Commentators suggest that the passage may be two separate parables that have been joined together. The first is about the invitation God issues, to share with him in the life that is life indeed, pictured here (as elsewhere in the Bible) as a great party, a banquet. Jesus, above all, issued that invitation to the people of his day, and continues to issue it to us. Many, then as now, ignored the invitation, particularly the chief priests and Pharisees, to whom, we are told, Jesus addressed these parables. They thought they were already at the party, they didn’t need to be invited. They found themselves replaced by others, those who would not have believed that such a privilege was for them. The king’s anger at the refusal of those invited indicates the vital importance of the invitation. ‘The wedding invitation has gone out,’ writes one commentator. ‘The question is not whether you can manage to fit this party into your schedule. This is the invitation that changes your schedule – and your life.’ * To reject it is to reject life. So what is our response?
The second part of the passage, the parable about the man with the wrong clothes, is about how we conduct ourselves at God’s party. It is not enough to accept the invitation, or just to turn up. We have to join in. And the party spirit we need to show is the Holy Spirit.
The proper clothes at God’s party are the virtues of the Christian life. St Paul writes to Christians at Colossae: ‘Put on, then, garments that suit God’s chosen and beloved people: compassion, kindness, humility, gentleness, patience. Be tolerant with one another, and forgiving … ‘ (Colossians 3.12,13).
Our presence here says that we have accepted God’s invitation, thankfully and joyfully, but are we properly dressed? Dressing up in ‘Sunday best’ to go to church has now largely gone by the board, but God does still look to see what we are wearing. Not whether it’s a frock or suit, rather than T-shirt, jeans and  trainers (those are fine), but whether, in the way we live, we are wearing those Christ-like spiritual garments Paul speaks of: compassion, humility, gentleness, and the rest. God has supplied them at our Baptism and Confirmation:  ‘Baptized into union with him,’ Paul tells the Galatians, ‘you have put on Christ like a garment’ (Galatians 3.17). He continues to renew them in prayer, Bible reading and sacrament. But it is up to us to put them on each day, and to keep them in good repair.
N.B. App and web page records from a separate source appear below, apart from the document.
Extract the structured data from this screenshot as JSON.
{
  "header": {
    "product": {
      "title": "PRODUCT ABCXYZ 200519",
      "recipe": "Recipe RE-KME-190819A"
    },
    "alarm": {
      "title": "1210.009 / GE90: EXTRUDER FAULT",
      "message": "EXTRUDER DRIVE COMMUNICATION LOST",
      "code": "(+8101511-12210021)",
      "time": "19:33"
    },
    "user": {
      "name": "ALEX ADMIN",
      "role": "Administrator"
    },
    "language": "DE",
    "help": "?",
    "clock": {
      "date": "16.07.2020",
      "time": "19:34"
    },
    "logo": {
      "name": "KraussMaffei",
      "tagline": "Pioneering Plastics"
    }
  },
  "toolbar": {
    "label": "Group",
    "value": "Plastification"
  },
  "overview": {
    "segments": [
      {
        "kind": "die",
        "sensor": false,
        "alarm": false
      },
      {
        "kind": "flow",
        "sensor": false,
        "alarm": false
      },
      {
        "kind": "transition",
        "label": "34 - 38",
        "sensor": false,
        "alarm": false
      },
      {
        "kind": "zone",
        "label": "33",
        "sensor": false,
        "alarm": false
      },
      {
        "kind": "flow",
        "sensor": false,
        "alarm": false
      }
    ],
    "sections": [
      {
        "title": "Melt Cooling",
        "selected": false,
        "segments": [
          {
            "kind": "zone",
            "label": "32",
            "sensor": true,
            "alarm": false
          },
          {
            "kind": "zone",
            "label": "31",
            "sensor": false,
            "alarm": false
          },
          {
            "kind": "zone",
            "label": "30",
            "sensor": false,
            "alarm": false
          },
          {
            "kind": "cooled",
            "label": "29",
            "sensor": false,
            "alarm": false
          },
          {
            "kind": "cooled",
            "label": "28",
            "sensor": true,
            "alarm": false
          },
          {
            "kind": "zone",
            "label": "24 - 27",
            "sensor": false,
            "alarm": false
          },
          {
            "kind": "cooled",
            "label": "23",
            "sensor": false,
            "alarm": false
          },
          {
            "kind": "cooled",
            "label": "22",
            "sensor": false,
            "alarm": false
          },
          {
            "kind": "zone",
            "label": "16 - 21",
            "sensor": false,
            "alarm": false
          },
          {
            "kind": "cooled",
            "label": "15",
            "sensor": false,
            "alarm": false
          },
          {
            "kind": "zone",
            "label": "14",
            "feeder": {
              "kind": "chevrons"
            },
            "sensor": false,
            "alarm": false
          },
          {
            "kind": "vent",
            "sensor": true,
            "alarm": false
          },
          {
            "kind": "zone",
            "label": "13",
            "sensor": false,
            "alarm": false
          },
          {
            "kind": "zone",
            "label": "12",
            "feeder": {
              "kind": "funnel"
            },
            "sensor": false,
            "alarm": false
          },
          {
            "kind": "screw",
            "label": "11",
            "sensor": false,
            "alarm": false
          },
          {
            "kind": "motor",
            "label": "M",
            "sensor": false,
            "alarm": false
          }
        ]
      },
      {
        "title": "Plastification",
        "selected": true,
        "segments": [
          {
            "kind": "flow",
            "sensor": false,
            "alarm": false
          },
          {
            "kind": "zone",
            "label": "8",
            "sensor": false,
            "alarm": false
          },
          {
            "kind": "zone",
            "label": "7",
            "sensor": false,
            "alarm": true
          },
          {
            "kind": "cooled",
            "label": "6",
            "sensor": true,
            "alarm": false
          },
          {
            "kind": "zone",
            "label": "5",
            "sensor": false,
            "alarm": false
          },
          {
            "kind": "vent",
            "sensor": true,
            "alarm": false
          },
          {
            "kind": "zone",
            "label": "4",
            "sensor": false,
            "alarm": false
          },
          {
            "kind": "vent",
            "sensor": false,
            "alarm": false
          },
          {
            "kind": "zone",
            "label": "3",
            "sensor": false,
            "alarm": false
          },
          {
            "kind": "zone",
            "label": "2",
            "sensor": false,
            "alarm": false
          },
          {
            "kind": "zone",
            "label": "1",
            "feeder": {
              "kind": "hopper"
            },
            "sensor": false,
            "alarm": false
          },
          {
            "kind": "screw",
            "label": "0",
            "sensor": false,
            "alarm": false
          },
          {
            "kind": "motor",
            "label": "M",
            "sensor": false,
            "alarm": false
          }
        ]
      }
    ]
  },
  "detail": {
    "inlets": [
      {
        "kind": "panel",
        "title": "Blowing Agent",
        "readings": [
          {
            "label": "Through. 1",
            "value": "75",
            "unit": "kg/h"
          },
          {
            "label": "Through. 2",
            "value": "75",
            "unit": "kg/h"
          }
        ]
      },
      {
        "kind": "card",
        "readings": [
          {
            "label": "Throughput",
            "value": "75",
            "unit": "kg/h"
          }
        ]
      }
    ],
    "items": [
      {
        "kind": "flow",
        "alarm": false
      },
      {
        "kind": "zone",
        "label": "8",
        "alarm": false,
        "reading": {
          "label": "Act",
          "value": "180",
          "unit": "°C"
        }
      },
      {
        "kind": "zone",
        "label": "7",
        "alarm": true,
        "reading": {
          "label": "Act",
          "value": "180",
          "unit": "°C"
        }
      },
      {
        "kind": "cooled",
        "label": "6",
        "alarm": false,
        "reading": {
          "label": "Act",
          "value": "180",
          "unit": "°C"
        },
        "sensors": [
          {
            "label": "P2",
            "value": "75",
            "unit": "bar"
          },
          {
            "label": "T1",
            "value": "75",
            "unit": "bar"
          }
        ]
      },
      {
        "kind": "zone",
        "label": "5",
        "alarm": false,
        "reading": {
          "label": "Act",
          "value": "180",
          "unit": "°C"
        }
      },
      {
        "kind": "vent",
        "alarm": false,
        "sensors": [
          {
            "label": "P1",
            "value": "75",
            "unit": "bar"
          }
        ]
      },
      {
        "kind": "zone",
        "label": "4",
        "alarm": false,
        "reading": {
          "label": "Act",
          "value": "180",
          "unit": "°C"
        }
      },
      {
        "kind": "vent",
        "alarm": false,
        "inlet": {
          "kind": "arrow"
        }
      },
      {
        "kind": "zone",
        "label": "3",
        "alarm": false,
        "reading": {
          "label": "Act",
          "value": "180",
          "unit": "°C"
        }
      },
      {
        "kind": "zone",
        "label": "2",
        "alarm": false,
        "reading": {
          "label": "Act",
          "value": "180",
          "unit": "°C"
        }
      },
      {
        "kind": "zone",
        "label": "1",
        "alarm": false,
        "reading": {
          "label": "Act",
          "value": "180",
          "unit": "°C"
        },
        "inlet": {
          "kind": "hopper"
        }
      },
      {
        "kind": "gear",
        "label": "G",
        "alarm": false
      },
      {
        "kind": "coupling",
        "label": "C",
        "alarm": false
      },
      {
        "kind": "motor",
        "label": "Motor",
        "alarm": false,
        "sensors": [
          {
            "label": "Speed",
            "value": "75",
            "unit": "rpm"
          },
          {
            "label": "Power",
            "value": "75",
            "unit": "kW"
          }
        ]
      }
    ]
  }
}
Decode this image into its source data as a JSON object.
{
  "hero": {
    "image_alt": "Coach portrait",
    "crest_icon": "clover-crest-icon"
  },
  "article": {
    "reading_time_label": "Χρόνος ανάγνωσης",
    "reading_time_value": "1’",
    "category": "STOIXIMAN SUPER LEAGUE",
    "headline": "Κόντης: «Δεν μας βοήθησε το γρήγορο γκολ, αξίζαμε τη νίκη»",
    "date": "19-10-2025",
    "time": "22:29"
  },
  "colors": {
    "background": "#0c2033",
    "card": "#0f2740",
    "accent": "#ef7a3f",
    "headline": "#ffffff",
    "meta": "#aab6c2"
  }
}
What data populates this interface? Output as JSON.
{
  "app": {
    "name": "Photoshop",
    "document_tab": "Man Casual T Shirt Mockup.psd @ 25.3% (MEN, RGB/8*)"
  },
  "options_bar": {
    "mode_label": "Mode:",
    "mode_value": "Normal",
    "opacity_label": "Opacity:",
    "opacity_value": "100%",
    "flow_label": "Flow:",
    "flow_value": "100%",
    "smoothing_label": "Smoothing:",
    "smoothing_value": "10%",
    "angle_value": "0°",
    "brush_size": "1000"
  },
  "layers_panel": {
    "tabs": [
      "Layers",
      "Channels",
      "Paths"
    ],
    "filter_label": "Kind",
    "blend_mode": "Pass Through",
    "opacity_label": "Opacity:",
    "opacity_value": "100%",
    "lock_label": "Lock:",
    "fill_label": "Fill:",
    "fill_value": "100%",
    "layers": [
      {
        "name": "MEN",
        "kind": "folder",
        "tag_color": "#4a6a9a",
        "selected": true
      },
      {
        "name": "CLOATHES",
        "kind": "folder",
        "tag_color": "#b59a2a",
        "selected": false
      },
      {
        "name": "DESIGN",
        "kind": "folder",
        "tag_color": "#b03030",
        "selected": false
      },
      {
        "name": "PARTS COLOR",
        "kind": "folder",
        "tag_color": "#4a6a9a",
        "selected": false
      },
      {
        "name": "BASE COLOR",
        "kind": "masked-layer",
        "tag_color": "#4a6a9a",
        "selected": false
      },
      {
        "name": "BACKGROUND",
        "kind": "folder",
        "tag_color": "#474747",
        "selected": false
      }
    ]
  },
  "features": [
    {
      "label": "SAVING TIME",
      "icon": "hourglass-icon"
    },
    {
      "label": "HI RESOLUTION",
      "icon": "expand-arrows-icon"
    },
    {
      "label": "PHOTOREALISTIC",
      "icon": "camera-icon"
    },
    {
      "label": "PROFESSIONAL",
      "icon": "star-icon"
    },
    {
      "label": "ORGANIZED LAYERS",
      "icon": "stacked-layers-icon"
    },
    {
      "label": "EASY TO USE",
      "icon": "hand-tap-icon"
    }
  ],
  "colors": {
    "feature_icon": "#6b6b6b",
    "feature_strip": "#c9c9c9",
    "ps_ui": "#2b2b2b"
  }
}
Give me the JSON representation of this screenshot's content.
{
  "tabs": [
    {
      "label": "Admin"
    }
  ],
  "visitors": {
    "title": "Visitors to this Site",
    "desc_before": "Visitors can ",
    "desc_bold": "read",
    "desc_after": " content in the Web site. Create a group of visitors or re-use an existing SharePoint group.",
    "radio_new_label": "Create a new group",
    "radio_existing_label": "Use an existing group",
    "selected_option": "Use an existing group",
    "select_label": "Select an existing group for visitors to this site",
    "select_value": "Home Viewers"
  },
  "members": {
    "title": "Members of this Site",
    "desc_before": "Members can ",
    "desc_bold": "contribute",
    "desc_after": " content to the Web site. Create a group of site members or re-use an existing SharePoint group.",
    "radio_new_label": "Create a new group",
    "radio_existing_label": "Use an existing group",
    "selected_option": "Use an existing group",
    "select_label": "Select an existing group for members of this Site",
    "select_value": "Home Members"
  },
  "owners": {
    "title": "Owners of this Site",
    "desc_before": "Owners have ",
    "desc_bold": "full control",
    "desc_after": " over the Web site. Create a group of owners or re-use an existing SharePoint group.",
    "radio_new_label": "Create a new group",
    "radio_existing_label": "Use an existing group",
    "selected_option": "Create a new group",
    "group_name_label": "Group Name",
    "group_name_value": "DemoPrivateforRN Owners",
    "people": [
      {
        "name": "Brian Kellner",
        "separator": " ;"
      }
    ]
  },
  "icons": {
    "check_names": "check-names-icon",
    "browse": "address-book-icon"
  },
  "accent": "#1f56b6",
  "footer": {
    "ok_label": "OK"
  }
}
A double message, then: accept the invitation, but remember the dress code.

* Sally Brown, Feasting on the Gospels, Matthew